[Updated: added instructions “If you are using a widget in rails, you now need to inherit from RailsWidget”]
Erector has been around for almost 2 years now, but we’ve always been a little reluctant to market it heavily. One reason has been that the API was a little inelegant. Another is that Rails integration wasn’t as seamless as we’d like.
With today’s release of version 0.6.3, we have hopefully fixed both of those problems. With the new RailsWidget we’ve got a clean separation between core Erector functionality and the magic we need to make it work with Rails. We’ve renamed “render” to “content” so we don’t conflict with the standard Rails render method. And we’ve changed the API for smoother lifecycle management — the constructor is about initializing the widget, and the refurbished “widget” method is about setting it up to emit its HTML.
The bad news is that you’ll have to change your existing code. The good news is there’s an update guide, which you’ll find below the fold in this blog post.
(Why 0.6.3 and not 0.6.0? Because we had to work through some glitches in the new deploy process with GitHub and Jeweler and whatnot. We’re only human…)
Erector 0.6.0 Announcement
This release is the first major API change to Erector. It will definitely break
existing code.

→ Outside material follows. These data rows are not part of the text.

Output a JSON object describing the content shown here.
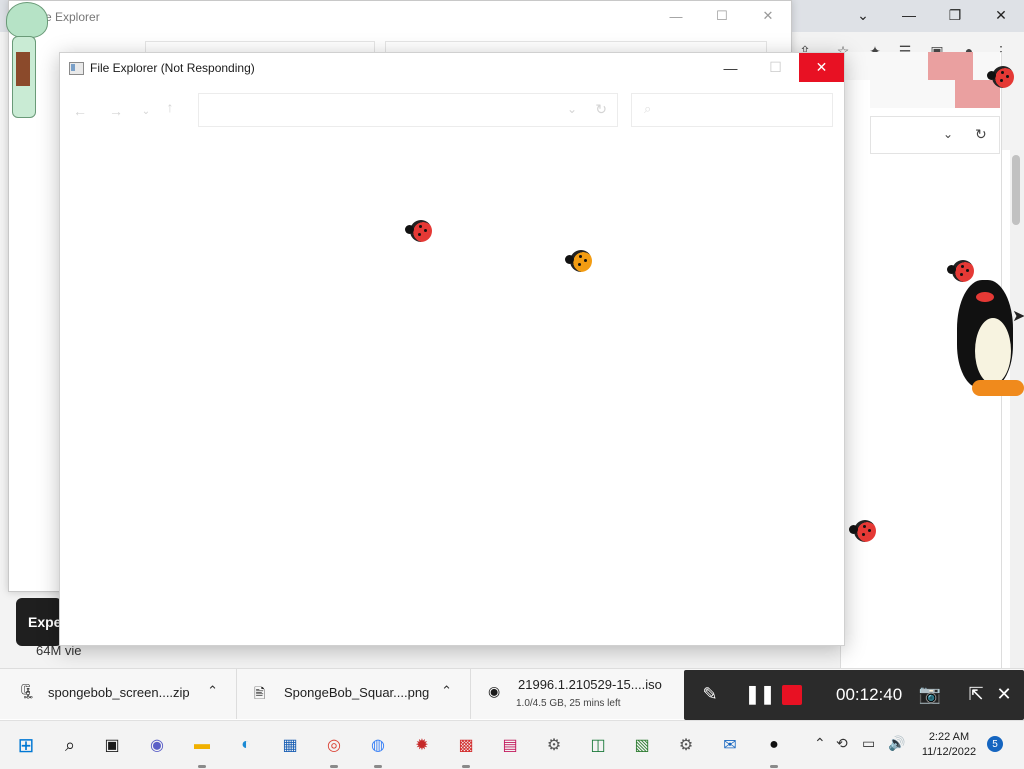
{
  "browser": {
    "controls": [
      "⌄",
      "—",
      "❐",
      "✕"
    ]
  },
  "explorer_back": {
    "title": "e Explorer"
  },
  "main_window": {
    "title": "File Explorer (Not Responding)",
    "minimize": "—",
    "maximize": "☐",
    "close": "✕"
  },
  "background": {
    "pill_text": "Exper",
    "snippet": "64M vie"
  },
  "downloads": [
    {
      "name": "spongebob_screen....zip",
      "sub": "",
      "icon": "zip-icon"
    },
    {
      "name": "SpongeBob_Squar....png",
      "sub": "",
      "icon": "png-file-icon"
    },
    {
      "name": "21996.1.210529-15....iso",
      "sub": "1.0/4.5 GB, 25 mins left",
      "icon": "iso-file-icon"
    }
  ],
  "recorder": {
    "time": "00:12:40"
  },
  "taskbar": {
    "clock_time": "2:22 AM",
    "clock_date": "11/12/2022",
    "notification_count": "5"
  },
  "colors": {
    "close_red": "#e81123",
    "record_red": "#e81123",
    "taskbar_bg": "#f3f3f3"
  }
}
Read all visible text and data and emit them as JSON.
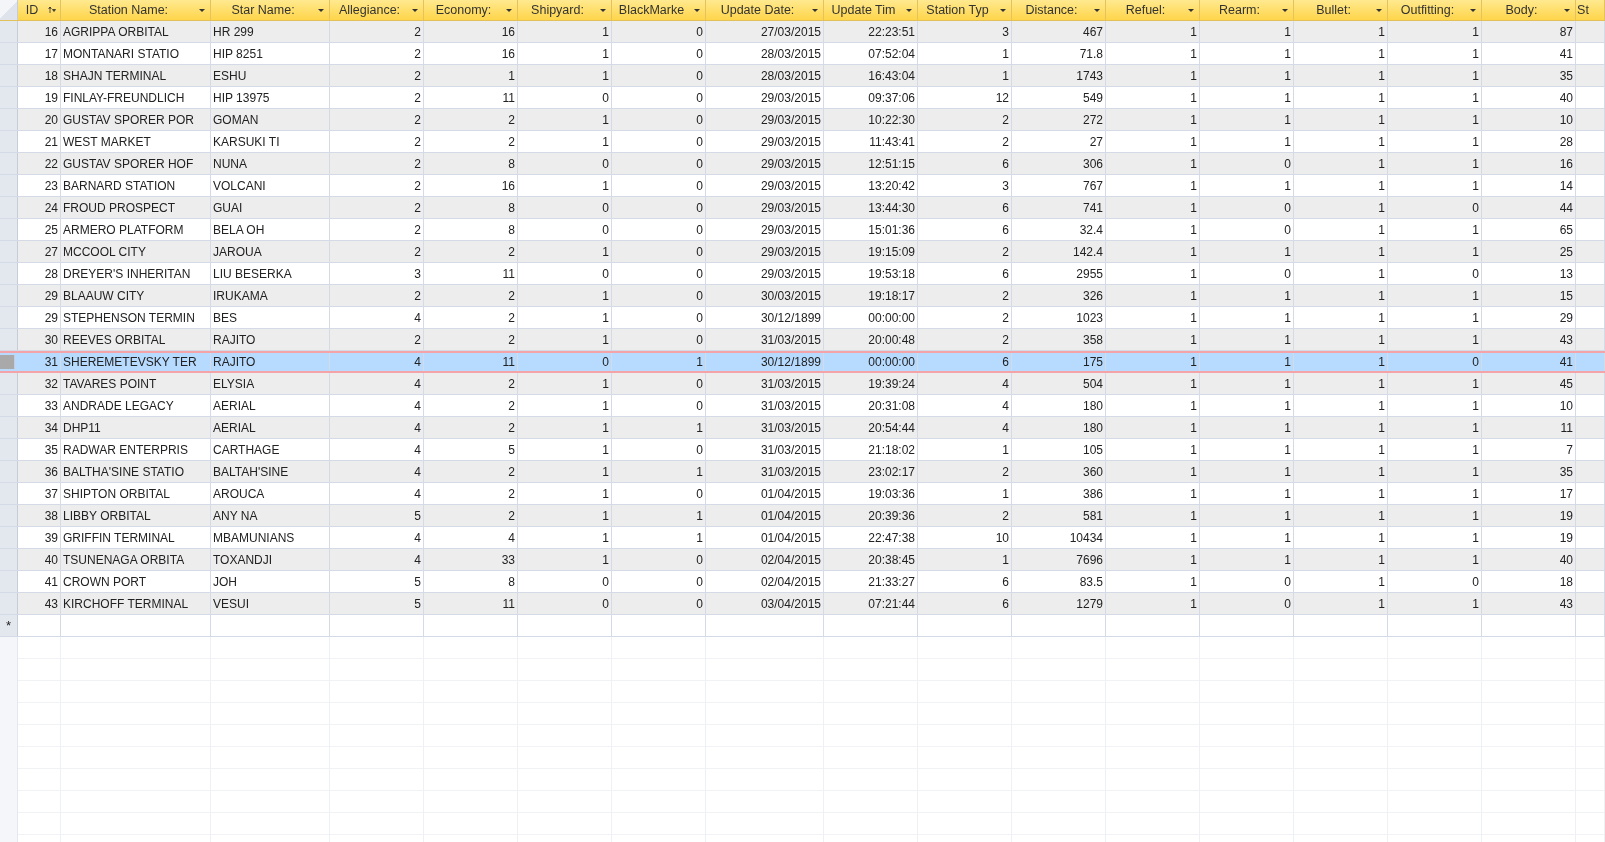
{
  "table": {
    "columns": [
      {
        "label": "ID",
        "kind": "number",
        "sorted": true
      },
      {
        "label": "Station Name:",
        "kind": "text",
        "sorted": false
      },
      {
        "label": "Star Name:",
        "kind": "text",
        "sorted": false
      },
      {
        "label": "Allegiance:",
        "kind": "number",
        "sorted": false
      },
      {
        "label": "Economy:",
        "kind": "number",
        "sorted": false
      },
      {
        "label": "Shipyard:",
        "kind": "number",
        "sorted": false
      },
      {
        "label": "BlackMarke",
        "kind": "number",
        "sorted": false
      },
      {
        "label": "Update Date:",
        "kind": "number",
        "sorted": false
      },
      {
        "label": "Update Tim",
        "kind": "number",
        "sorted": false
      },
      {
        "label": "Station Typ",
        "kind": "number",
        "sorted": false
      },
      {
        "label": "Distance:",
        "kind": "number",
        "sorted": false
      },
      {
        "label": "Refuel:",
        "kind": "number",
        "sorted": false
      },
      {
        "label": "Rearm:",
        "kind": "number",
        "sorted": false
      },
      {
        "label": "Bullet:",
        "kind": "number",
        "sorted": false
      },
      {
        "label": "Outfitting:",
        "kind": "number",
        "sorted": false
      },
      {
        "label": "Body:",
        "kind": "number",
        "sorted": false
      },
      {
        "label": "St"
      }
    ],
    "rows": [
      {
        "selected": false,
        "cells": [
          "16",
          "AGRIPPA ORBITAL",
          "HR 299",
          "2",
          "16",
          "1",
          "0",
          "27/03/2015",
          "22:23:51",
          "3",
          "467",
          "1",
          "1",
          "1",
          "1",
          "87"
        ]
      },
      {
        "selected": false,
        "cells": [
          "17",
          "MONTANARI STATIO",
          "HIP 8251",
          "2",
          "16",
          "1",
          "0",
          "28/03/2015",
          "07:52:04",
          "1",
          "71.8",
          "1",
          "1",
          "1",
          "1",
          "41"
        ]
      },
      {
        "selected": false,
        "cells": [
          "18",
          "SHAJN TERMINAL",
          "ESHU",
          "2",
          "1",
          "1",
          "0",
          "28/03/2015",
          "16:43:04",
          "1",
          "1743",
          "1",
          "1",
          "1",
          "1",
          "35"
        ]
      },
      {
        "selected": false,
        "cells": [
          "19",
          "FINLAY-FREUNDLICH",
          "HIP 13975",
          "2",
          "11",
          "0",
          "0",
          "29/03/2015",
          "09:37:06",
          "12",
          "549",
          "1",
          "1",
          "1",
          "1",
          "40"
        ]
      },
      {
        "selected": false,
        "cells": [
          "20",
          "GUSTAV SPORER POR",
          "GOMAN",
          "2",
          "2",
          "1",
          "0",
          "29/03/2015",
          "10:22:30",
          "2",
          "272",
          "1",
          "1",
          "1",
          "1",
          "10"
        ]
      },
      {
        "selected": false,
        "cells": [
          "21",
          "WEST MARKET",
          "KARSUKI TI",
          "2",
          "2",
          "1",
          "0",
          "29/03/2015",
          "11:43:41",
          "2",
          "27",
          "1",
          "1",
          "1",
          "1",
          "28"
        ]
      },
      {
        "selected": false,
        "cells": [
          "22",
          "GUSTAV SPORER HOF",
          "NUNA",
          "2",
          "8",
          "0",
          "0",
          "29/03/2015",
          "12:51:15",
          "6",
          "306",
          "1",
          "0",
          "1",
          "1",
          "16"
        ]
      },
      {
        "selected": false,
        "cells": [
          "23",
          "BARNARD STATION",
          "VOLCANI",
          "2",
          "16",
          "1",
          "0",
          "29/03/2015",
          "13:20:42",
          "3",
          "767",
          "1",
          "1",
          "1",
          "1",
          "14"
        ]
      },
      {
        "selected": false,
        "cells": [
          "24",
          "FROUD PROSPECT",
          "GUAI",
          "2",
          "8",
          "0",
          "0",
          "29/03/2015",
          "13:44:30",
          "6",
          "741",
          "1",
          "0",
          "1",
          "0",
          "44"
        ]
      },
      {
        "selected": false,
        "cells": [
          "25",
          "ARMERO PLATFORM",
          "BELA OH",
          "2",
          "8",
          "0",
          "0",
          "29/03/2015",
          "15:01:36",
          "6",
          "32.4",
          "1",
          "0",
          "1",
          "1",
          "65"
        ]
      },
      {
        "selected": false,
        "cells": [
          "27",
          "MCCOOL CITY",
          "JAROUA",
          "2",
          "2",
          "1",
          "0",
          "29/03/2015",
          "19:15:09",
          "2",
          "142.4",
          "1",
          "1",
          "1",
          "1",
          "25"
        ]
      },
      {
        "selected": false,
        "cells": [
          "28",
          "DREYER'S INHERITAN",
          "LIU BESERKA",
          "3",
          "11",
          "0",
          "0",
          "29/03/2015",
          "19:53:18",
          "6",
          "2955",
          "1",
          "0",
          "1",
          "0",
          "13"
        ]
      },
      {
        "selected": false,
        "cells": [
          "29",
          "BLAAUW CITY",
          "IRUKAMA",
          "2",
          "2",
          "1",
          "0",
          "30/03/2015",
          "19:18:17",
          "2",
          "326",
          "1",
          "1",
          "1",
          "1",
          "15"
        ]
      },
      {
        "selected": false,
        "cells": [
          "29",
          "STEPHENSON TERMIN",
          "BES",
          "4",
          "2",
          "1",
          "0",
          "30/12/1899",
          "00:00:00",
          "2",
          "1023",
          "1",
          "1",
          "1",
          "1",
          "29"
        ]
      },
      {
        "selected": false,
        "cells": [
          "30",
          "REEVES ORBITAL",
          "RAJITO",
          "2",
          "2",
          "1",
          "0",
          "31/03/2015",
          "20:00:48",
          "2",
          "358",
          "1",
          "1",
          "1",
          "1",
          "43"
        ]
      },
      {
        "selected": true,
        "cells": [
          "31",
          "SHEREMETEVSKY TER",
          "RAJITO",
          "4",
          "11",
          "0",
          "1",
          "30/12/1899",
          "00:00:00",
          "6",
          "175",
          "1",
          "1",
          "1",
          "0",
          "41"
        ]
      },
      {
        "selected": false,
        "cells": [
          "32",
          "TAVARES POINT",
          "ELYSIA",
          "4",
          "2",
          "1",
          "0",
          "31/03/2015",
          "19:39:24",
          "4",
          "504",
          "1",
          "1",
          "1",
          "1",
          "45"
        ]
      },
      {
        "selected": false,
        "cells": [
          "33",
          "ANDRADE LEGACY",
          "AERIAL",
          "4",
          "2",
          "1",
          "0",
          "31/03/2015",
          "20:31:08",
          "4",
          "180",
          "1",
          "1",
          "1",
          "1",
          "10"
        ]
      },
      {
        "selected": false,
        "cells": [
          "34",
          "DHP11",
          "AERIAL",
          "4",
          "2",
          "1",
          "1",
          "31/03/2015",
          "20:54:44",
          "4",
          "180",
          "1",
          "1",
          "1",
          "1",
          "11"
        ]
      },
      {
        "selected": false,
        "cells": [
          "35",
          "RADWAR ENTERPRIS",
          "CARTHAGE",
          "4",
          "5",
          "1",
          "0",
          "31/03/2015",
          "21:18:02",
          "1",
          "105",
          "1",
          "1",
          "1",
          "1",
          "7"
        ]
      },
      {
        "selected": false,
        "cells": [
          "36",
          "BALTHA'SINE STATIO",
          "BALTAH'SINE",
          "4",
          "2",
          "1",
          "1",
          "31/03/2015",
          "23:02:17",
          "2",
          "360",
          "1",
          "1",
          "1",
          "1",
          "35"
        ]
      },
      {
        "selected": false,
        "cells": [
          "37",
          "SHIPTON ORBITAL",
          "AROUCA",
          "4",
          "2",
          "1",
          "0",
          "01/04/2015",
          "19:03:36",
          "1",
          "386",
          "1",
          "1",
          "1",
          "1",
          "17"
        ]
      },
      {
        "selected": false,
        "cells": [
          "38",
          "LIBBY ORBITAL",
          "ANY NA",
          "5",
          "2",
          "1",
          "1",
          "01/04/2015",
          "20:39:36",
          "2",
          "581",
          "1",
          "1",
          "1",
          "1",
          "19"
        ]
      },
      {
        "selected": false,
        "cells": [
          "39",
          "GRIFFIN TERMINAL",
          "MBAMUNIANS",
          "4",
          "4",
          "1",
          "1",
          "01/04/2015",
          "22:47:38",
          "10",
          "10434",
          "1",
          "1",
          "1",
          "1",
          "19"
        ]
      },
      {
        "selected": false,
        "cells": [
          "40",
          "TSUNENAGA ORBITA",
          "TOXANDJI",
          "4",
          "33",
          "1",
          "0",
          "02/04/2015",
          "20:38:45",
          "1",
          "7696",
          "1",
          "1",
          "1",
          "1",
          "40"
        ]
      },
      {
        "selected": false,
        "cells": [
          "41",
          "CROWN PORT",
          "JOH",
          "5",
          "8",
          "0",
          "0",
          "02/04/2015",
          "21:33:27",
          "6",
          "83.5",
          "1",
          "0",
          "1",
          "0",
          "18"
        ]
      },
      {
        "selected": false,
        "cells": [
          "43",
          "KIRCHOFF TERMINAL",
          "VESUI",
          "5",
          "11",
          "0",
          "0",
          "03/04/2015",
          "07:21:44",
          "6",
          "1279",
          "1",
          "0",
          "1",
          "1",
          "43"
        ]
      }
    ],
    "new_row_marker": "*"
  }
}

Sorry about that, but we promise it’ll be cleaner afterwards.
Quick Update Guide
Rename ‘def render’ to ‘def content’ in all your widgets
If you are using a widget in rails, you now need to inherit from
RailsWidget to get helper goodness
Change MyWidget.new(helpers, assigns, output) to just
To render a widget from inside another widget, use
widget MyWidget, :foo=>2
widget MyWidget.new(:foo => 2)
If you want your variables to have attr_readers, use ‘needs’
If you want your widgets to be more self-documenting, use ‘needs’
Major API changes
“new” and “to_s” have been changed to clarify the lifecycle of a widget,
so “new” accepts permanent state (”assigns” variables) and “to_s” accepts
temporary, rendering state (output stream, helpers, and prettyprinting).
This lets you do things like make collections of widgets in once place in
your code and render them in another place.
Renamed “render” to “content”, which removes confusion/ambiguity with
Rails’ “render” method and concept, and also allows “render :partial” to
be made to work (though we’re not sure if that totally works yet).
To render a widget from outside code, the pattern is:
w = DateWidget.new(:when => Time.now, :title => "Nap Time") puts w.to_s(:helpers => some_rails_view)
To render a widget from inside another widget:
def content # first way... pass class and assigns widget DateWidget, :when => Time.now, :title => "Nap Time" # second way... pass instance widget DateWidget.new(:when => Time.now, :title => "Nap Time") end
Using “widget” will improve performance over calling “raw foo.to_s” or
whatever since it reuses the same output stream.
To declare variables — and raise an exception when one is not provided:
class JohnLennon < Erector::Widget needs :love end
Formerly, every ‘assigns’ variable had an attr_reader defined for it. Now,
only variables declared with ‘needs’ get attr_readers.
Removed Widget#to_s caching, which fixed indentation issues.
BUGFIX: Indentation level is now correctly propagated to nested widgets.
Erector’s Rails support strategy has changed. The released version of
Erector only supports the latest stable Rails version (currently 2.3.2).
If you need support for earlier versions of Rails, there are separate Git
branches for each one, but we will not be in the habit of keeping these up
to date with the latest features and patches. If someone wants to do a
merge to a prior Rails branch, Brian will be happy to help :-)
About the Author
BiographyMore Content by Alex Chaffee